Alternately amusing and heartbreaking, “Albert Herring,” the 1947 opera by British composer Benjamin Britten and his frequent collaborator, librettist Eric Crozier, is now receiving an exuberantly performed and elaborately designed production by the Chicago Opera Theater (COT) on the stage of the freshly restored Athenaeum Center for Thought and Culture (until recently simply called the Athenaeum Theatre). To mark an early celebration of COT’s 50th anniversary season, the ever-adventurous company has welcomed acclaimed British conductor Dame Jane Glover (DBE), whose interpretation of Britten’s score is impeccable, as is the production’s outstanding 13-person orchestra.
Though the opera is rather long (three acts in close to three hours), its exuberant cast has grabbed hold of the work’s larger-than-life and very British, Victorian-era characters with great comic flair. The show spins the story of a most unusual choice of a virginal May Queen for the May Day Festival held annually in the provincial town of Loxford, England, circa 1900.
Overseeing the choice of May Queen is the wealthy, self-important Lady Billows (Whitney Morrison) and her frazzled, overworked housekeeper Florence Pike (Alissa Anderson), who has been charged with researching what must be the impeccable moral status of the many candidates for the honor. The title comes with an elaborate celebration dinner, as well as a financial prize.
As it happens, not a single young woman in the town meets the standards, so Lady Billows agrees to the quite radical suggestion of Superintendent Budd (Wilbur Purley) that a May King might be chosen instead. Her team of male judges (deftly played by Bill McMurry as the town vicar, along with Justin Berkowitz as the mayor) decide to tap the local shopkeeper, Albert Herring (Miles Mykkanen), as the only viable candidate.
A true fish out water, Albert is the totally repressed and morally spotless son of the grocery store’s owner, Mrs. Herring (Leah Dexter), an overbearing widow. And much to his dismay, and horror, Albert is informed of the “honor” that is to be bestowed upon him.
Meanwhile, Sid, the shop’s socially adept young butcher (played ideally by Vince Wallace), woos his pretty girlfriend, Nancy (in a lively, warm-hearted turn by Vern Akama-Makia), while Albert watches from a distance. As he observes the pair — and feels mortified by his new title — he becomes increasingly aware of how he has been totally repressed by his mother.

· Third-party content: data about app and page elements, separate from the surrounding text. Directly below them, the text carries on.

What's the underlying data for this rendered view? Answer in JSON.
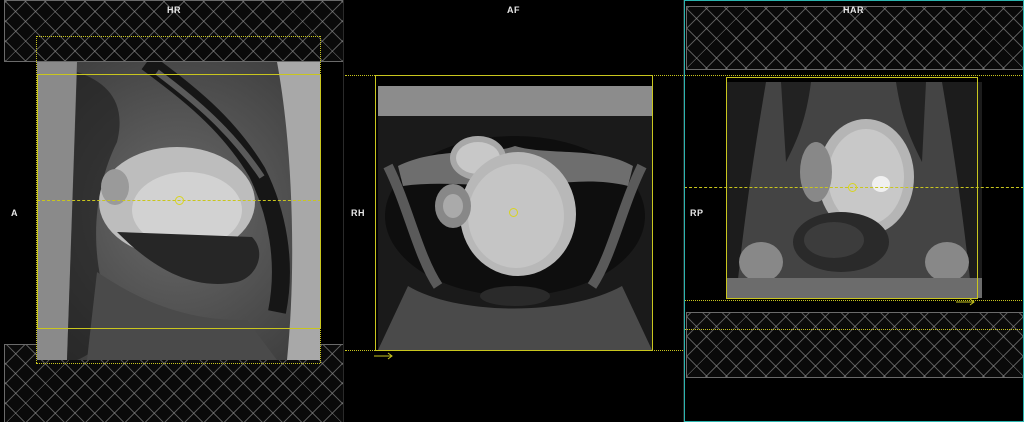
{
  "viewports": {
    "sagittal": {
      "top_label": "HR",
      "left_label": "A"
    },
    "axial": {
      "top_label": "AF",
      "left_label": "RH"
    },
    "coronal": {
      "top_label": "HAR",
      "left_label": "RP"
    }
  },
  "colors": {
    "planning_line": "#c9c61e",
    "active_viewport_frame": "#2bb5b0",
    "saturation_band_hatch": "#969696"
  },
  "icons": {
    "center_marker": "yellow-circle-icon",
    "direction_marker": "arrow-right-icon"
  }
}
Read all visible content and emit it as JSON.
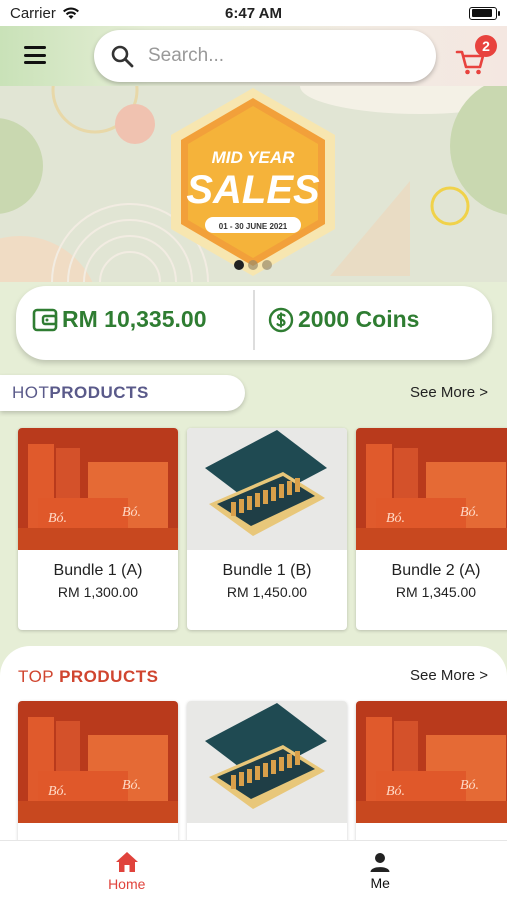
{
  "status_bar": {
    "carrier": "Carrier",
    "time": "6:47 AM",
    "battery_level": 0.9
  },
  "header": {
    "search_placeholder": "Search...",
    "cart_count": "2",
    "accent": "#e8433e"
  },
  "banner": {
    "line1": "MID YEAR",
    "line2": "SALES",
    "dates": "01 - 30 JUNE 2021",
    "slide_count": 3,
    "active_slide": 0
  },
  "wallet": {
    "balance": "RM 10,335.00",
    "coins": "2000 Coins",
    "color": "#2f7d32"
  },
  "hot_products": {
    "title_a": "HOT ",
    "title_b": "PRODUCTS",
    "title_color": "#5a5a8a",
    "see_more": "See More >",
    "items": [
      {
        "name": "Bundle 1 (A)",
        "price": "RM 1,300.00",
        "image": "orange-boxes"
      },
      {
        "name": "Bundle 1 (B)",
        "price": "RM 1,450.00",
        "image": "vial-box"
      },
      {
        "name": "Bundle 2 (A)",
        "price": "RM 1,345.00",
        "image": "orange-boxes"
      }
    ]
  },
  "top_products": {
    "title_a": "TOP ",
    "title_b": "PRODUCTS",
    "title_color": "#d0452f",
    "see_more": "See More >",
    "items": [
      {
        "image": "orange-boxes"
      },
      {
        "image": "vial-box"
      },
      {
        "image": "orange-boxes"
      }
    ]
  },
  "bottom_nav": {
    "home": "Home",
    "me": "Me",
    "active_color": "#e0433c"
  }
}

It is at the May Day banquet that Albert’s pouch of prize money and an infusion of rum into his lemonade finally embolden him to head out into the world and have some fun. His uncharacteristic disappearance that night spurs great fear in those who led the festival, but as it turns out, it was the evening of Albert’s great liberation.
Throughout, British tropes of class status and hypocritical moral prudishness are at play. So is the potency of alcohol. And a trio of pre-teens (winningly played by Boya Wei, Corinne Costell and Casey Lyons) suggests how innocents observe the behavior of the adults around them.
Finally, of particular note is Irena Hadzi-Dordevic’s rose-hued set that very cleverly shifts from Lady Billows’ posh living room to the Herring grocery store to an elaborate banquet room.
Meanwhile, be sure to take note of COT’s next production, “The Life and Death(s) of Alan Turing” (running March 23-25 at the Harris Theater). With music by Justine F. Chen and a libretto by David Simpatico, the opera captures the tragic life of Turing (1912-1954), a genius and pioneering computer scientist whose work helped save England from Nazi U-boats during World War II, but whose homosexuality led to forced chemical castration and what might have been suicide.
The last of the three performances of “Albert Herring” is at 3 p.m. Sunday, Jan. 29, at the Athenaeum Center for Thought and Culture, 2936 N. Southport Ave. For tickets, visit chicagooperatheater.org.
Follow Hedy Weiss on Twitter: @HedyWeissCritic